- _About this task_:
Using "Bearer" as the search string, find the matching lines below and copy them.

Top of Data extracts

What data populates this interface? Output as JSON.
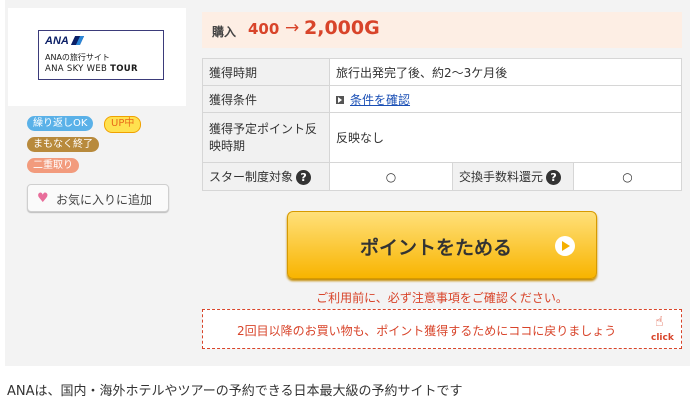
{
  "logo": {
    "brand": "ANA",
    "line1": "ANAの旅行サイト",
    "line2_prefix": "ANA SKY WEB ",
    "line2_bold": "TOUR"
  },
  "badges": {
    "repeat": "繰り返しOK",
    "up": "UP中",
    "ending_soon": "まもなく終了",
    "double": "二重取り"
  },
  "favorite_button": "お気に入りに追加",
  "purchase": {
    "label": "購入",
    "old_points": "400",
    "arrow": "→",
    "new_points": "2,000G"
  },
  "info_table": {
    "timing_label": "獲得時期",
    "timing_value": "旅行出発完了後、約2〜3ケ月後",
    "condition_label": "獲得条件",
    "condition_link": "条件を確認",
    "reflect_label": "獲得予定ポイント反映時期",
    "reflect_value": "反映なし",
    "star_label": "スター制度対象",
    "star_value": "○",
    "exchange_label": "交換手数料還元",
    "exchange_value": "○"
  },
  "cta_button": "ポイントをためる",
  "notice": "ご利用前に、必ず注意事項をご確認ください。",
  "return_box": {
    "text": "2回目以降のお買い物も、ポイント獲得するためにココに戻りましょう",
    "click": "click"
  },
  "description": "ANAは、国内・海外ホテルやツアーの予約できる日本最大級の予約サイトです"
}
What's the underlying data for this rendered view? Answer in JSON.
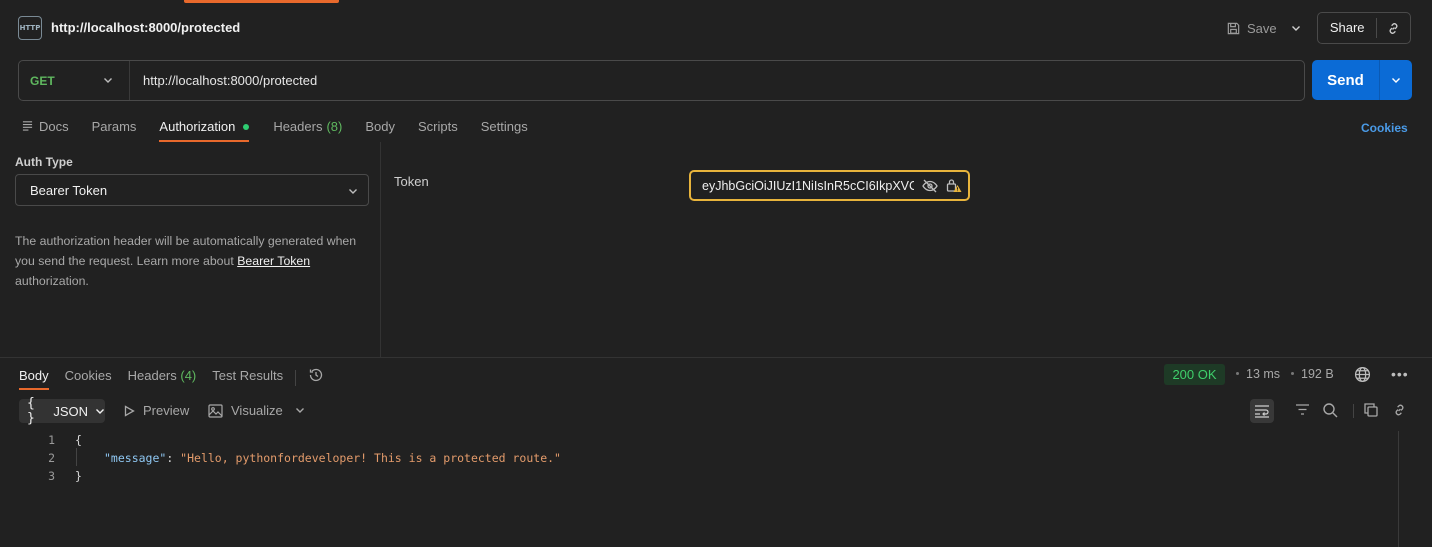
{
  "title_bar": {
    "icon_label": "HTTP",
    "request_name": "http://localhost:8000/protected",
    "save_label": "Save",
    "share_label": "Share"
  },
  "url_bar": {
    "method": "GET",
    "url": "http://localhost:8000/protected",
    "send_label": "Send"
  },
  "request_tabs": [
    {
      "label": "Docs"
    },
    {
      "label": "Params"
    },
    {
      "label": "Authorization"
    },
    {
      "label": "Headers",
      "count": "(8)"
    },
    {
      "label": "Body"
    },
    {
      "label": "Scripts"
    },
    {
      "label": "Settings"
    }
  ],
  "active_request_tab": "Authorization",
  "cookies_link": "Cookies",
  "auth": {
    "type_label": "Auth Type",
    "type_value": "Bearer Token",
    "desc_part1": "The authorization header will be automatically generated when you send the request. Learn more about ",
    "desc_link": "Bearer Token",
    "desc_part2": " authorization.",
    "token_label": "Token",
    "token_value": "eyJhbGciOiJIUzI1NiIsInR5cCI6IkpXVC"
  },
  "response_tabs": [
    {
      "label": "Body"
    },
    {
      "label": "Cookies"
    },
    {
      "label": "Headers",
      "count": "(4)"
    },
    {
      "label": "Test Results"
    }
  ],
  "active_response_tab": "Body",
  "response_meta": {
    "status": "200 OK",
    "time": "13 ms",
    "size": "192 B"
  },
  "response_toolbar": {
    "format": "JSON",
    "format_braces": "{ }",
    "preview_label": "Preview",
    "visualize_label": "Visualize"
  },
  "response_body": {
    "lines": [
      {
        "no": "1",
        "text": "{"
      },
      {
        "no": "2",
        "key": "\"message\"",
        "value": "\"Hello, pythonfordeveloper! This is a protected route.\""
      },
      {
        "no": "3",
        "text": "}"
      }
    ]
  },
  "colors": {
    "accent": "#e8692c",
    "send": "#0b6bd6",
    "method_get": "#5fb85f",
    "status_ok": "#3fcf6b"
  }
}
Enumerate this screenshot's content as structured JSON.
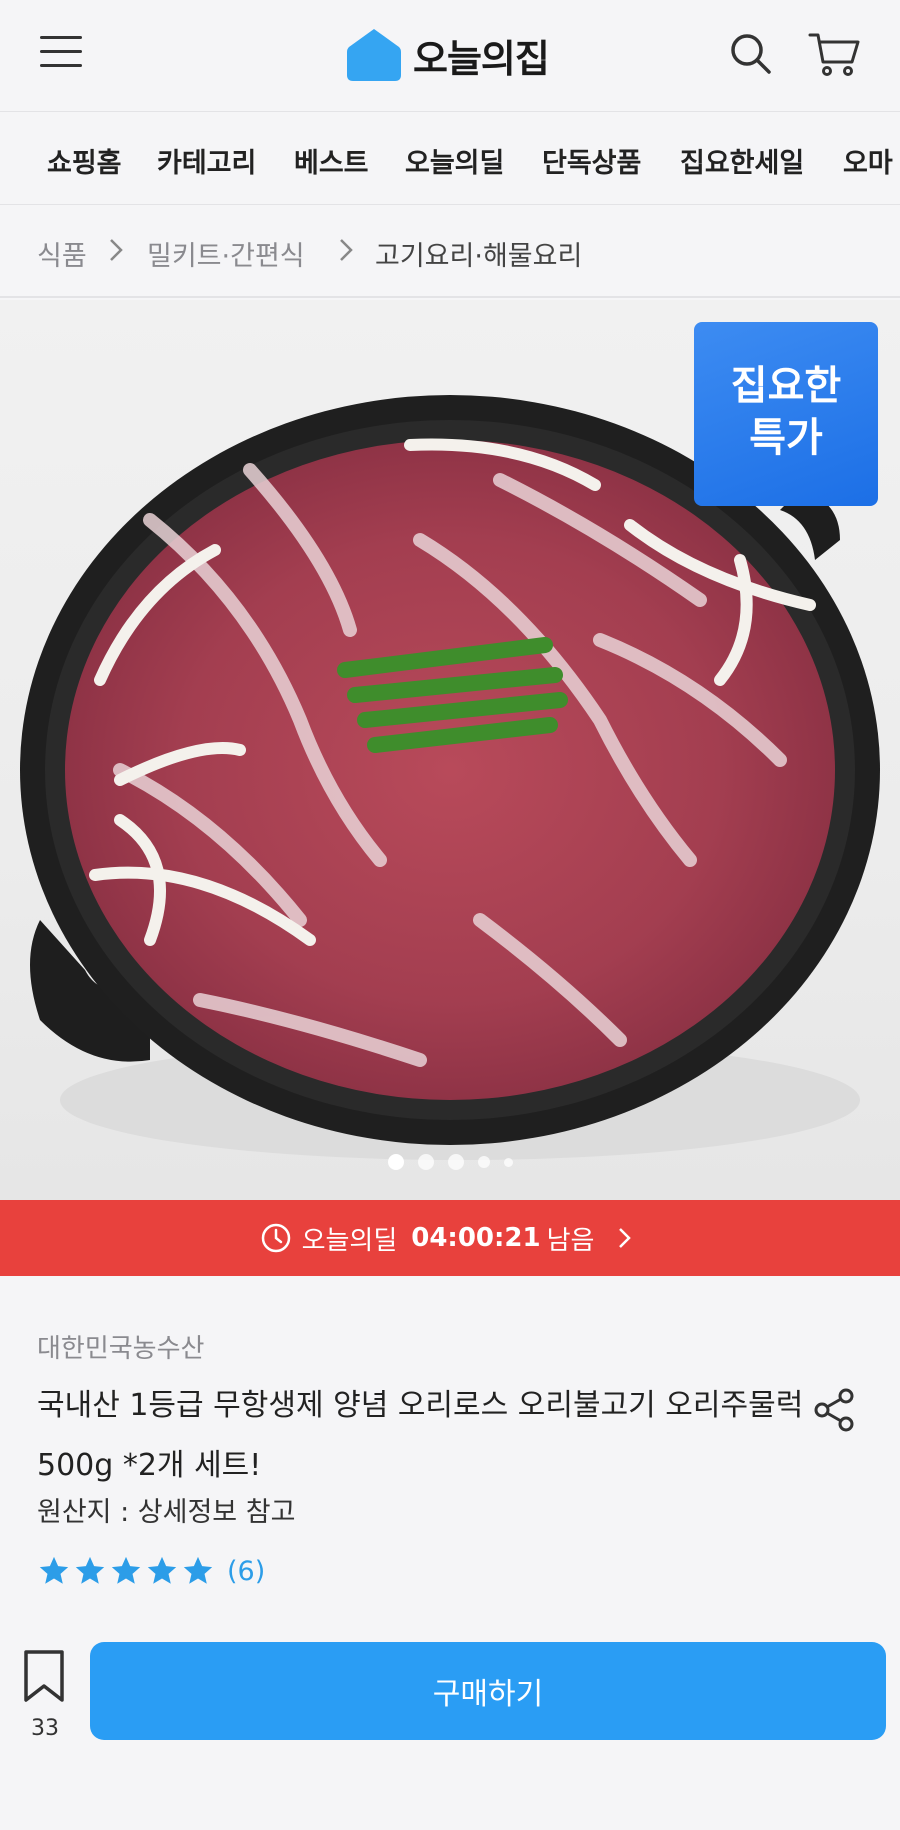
{
  "header": {
    "logo_text": "오늘의집",
    "menu_icon": "hamburger-icon",
    "search_icon": "search-icon",
    "cart_icon": "cart-icon",
    "brand_color": "#35a5f2"
  },
  "nav": {
    "items": [
      "쇼핑홈",
      "카테고리",
      "베스트",
      "오늘의딜",
      "단독상품",
      "집요한세일",
      "오마"
    ]
  },
  "breadcrumb": [
    "식품",
    "밀키트·간편식",
    "고기요리·해물요리"
  ],
  "hero": {
    "badge_line1": "집요한",
    "badge_line2": "특가",
    "dots_total": 5,
    "dots_active": 1
  },
  "deal": {
    "label": "오늘의딜",
    "time": "04:00:21",
    "suffix": "남음",
    "color": "#e8413d"
  },
  "product": {
    "brand": "대한민국농수산",
    "title": "국내산 1등급 무항생제 양념 오리로스 오리불고기 오리주물럭 500g *2개 세트!",
    "origin": "원산지 : 상세정보 참고",
    "rating_stars": 5,
    "review_count": "(6)"
  },
  "bottom_bar": {
    "bookmark_count": "33",
    "buy_label": "구매하기",
    "buy_color": "#2a9df4"
  }
}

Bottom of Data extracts

- _Answer_:
    "type_value": "Bearer Token",
    "desc_link": "Bearer Token",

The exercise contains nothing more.